Encapsulation is a technique widely utilized in pharmaceutical, chemical, food, and feed industries to render EOs more manageable in formulations. Classical and modern encapsulation techniques are explained in detail in Chapter 17, "Encapsulation and Other Programmed Release techniques for EOs and Volatile Terpenes."

EOs and aromachemicals are low-volume high-value products used in perfumery, cosmetics, feed, food, beverages, and pharmaceutical industries. Industrial uses of EOs are covered in an informative chapter from a historical perspective.

"Aroma-Vital Cuisine" (Chapter 18) looks at the possibility to utilize EOs in the kitchen, where the pleasure of eating, the sensuality, and the enjoyment of lunching and dining of mostly processed food are stressed. Here, rather the holistic point of view and not too scientific way of understanding EOs is the topic, simply to show that these volatile natural plant products can add a lot of well-feeling to their users.

EOs are not only appealing to humans but also to animals. Applications of EOs as feed additives and for treating diseases in pets and farm animals are illustrated in Chapter 19, "Essential Oils Used in Veterinary Medicine," that comprises a rare collection of information in this subject.

The EO industry is highly complex and fragmented and the trade of EOs is rather conservative and highly specialized. EOs are produced and utilized in industrialized as well as in developing countries worldwide. Their trade situation in the world is summarized in "Trade of Essential Oils" (Chapter 20), authored by a world-renown expert Hugo Bovill.

Storage and transport of EOs are crucial issues since they are highly sensitive to heat, moisture, and oxygen. Therefore, special precautions and strict regulations apply for their handling in storage and transport. "Storage and Transport of Essential Oils" (Chapter 21) will give the reader necessary guidelines to tackle this problem.

Finally, the regulatory affairs of EOs are dealt with in Chapter 22 in order to give a better insight to those interested in legislative aspects. "Recent EU Legislation on Flavors and Fragrances and Its Impact on Essential Oils" comprises the most up-to-date regulations and legislative procedures applied on EOs in the European Union.

This book is hoped to satisfy the needs of EO producers, traders, and users as well as researchers, academicians, and legislators who will find the most current information given by selected experts under one cover.

2 History and Sources of Essential Oil Research

Karl-Heinz Kubeczka

Was this article helpful?

0 0
Aromatherapy Ambiance

Aromatherapy Ambiance

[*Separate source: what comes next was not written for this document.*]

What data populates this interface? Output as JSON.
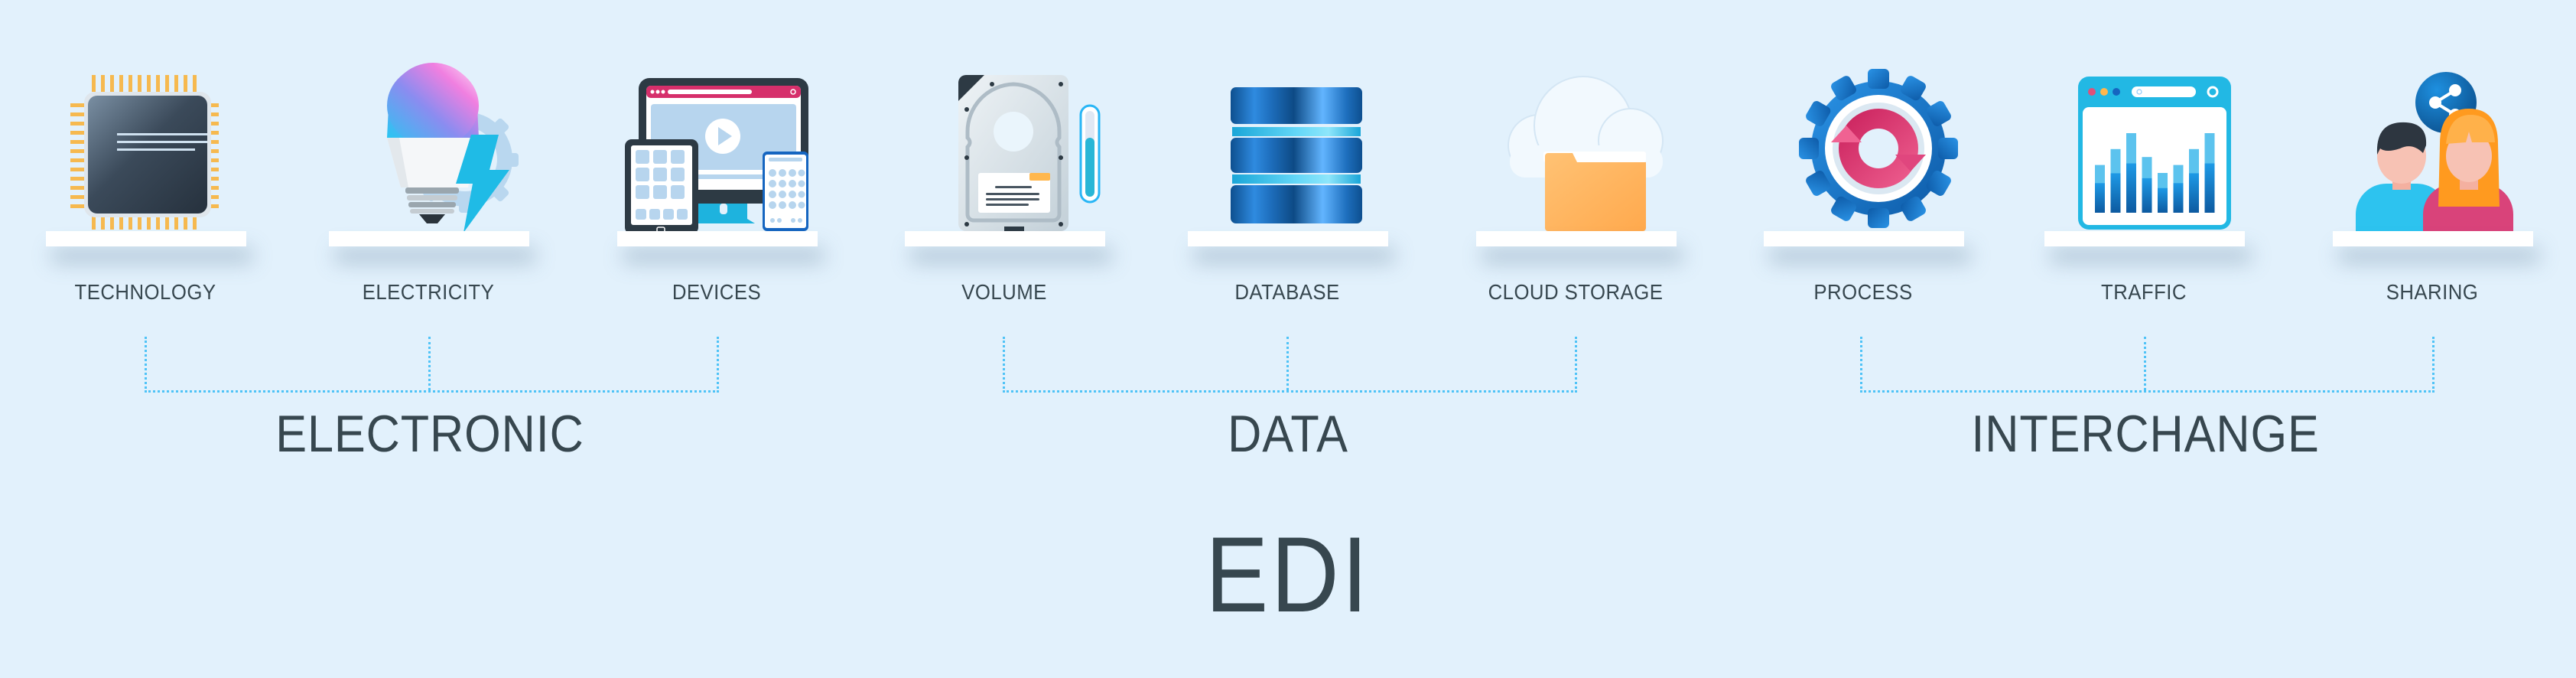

Aromatherapy, a word often associated with calm, sweet smelling and relaxing surroundings. Made famous for its mostly relaxing indulgent  feature, using aromatherapy has also been known to be related to have medicinal qualities.

Get My Free Ebook

Post a comment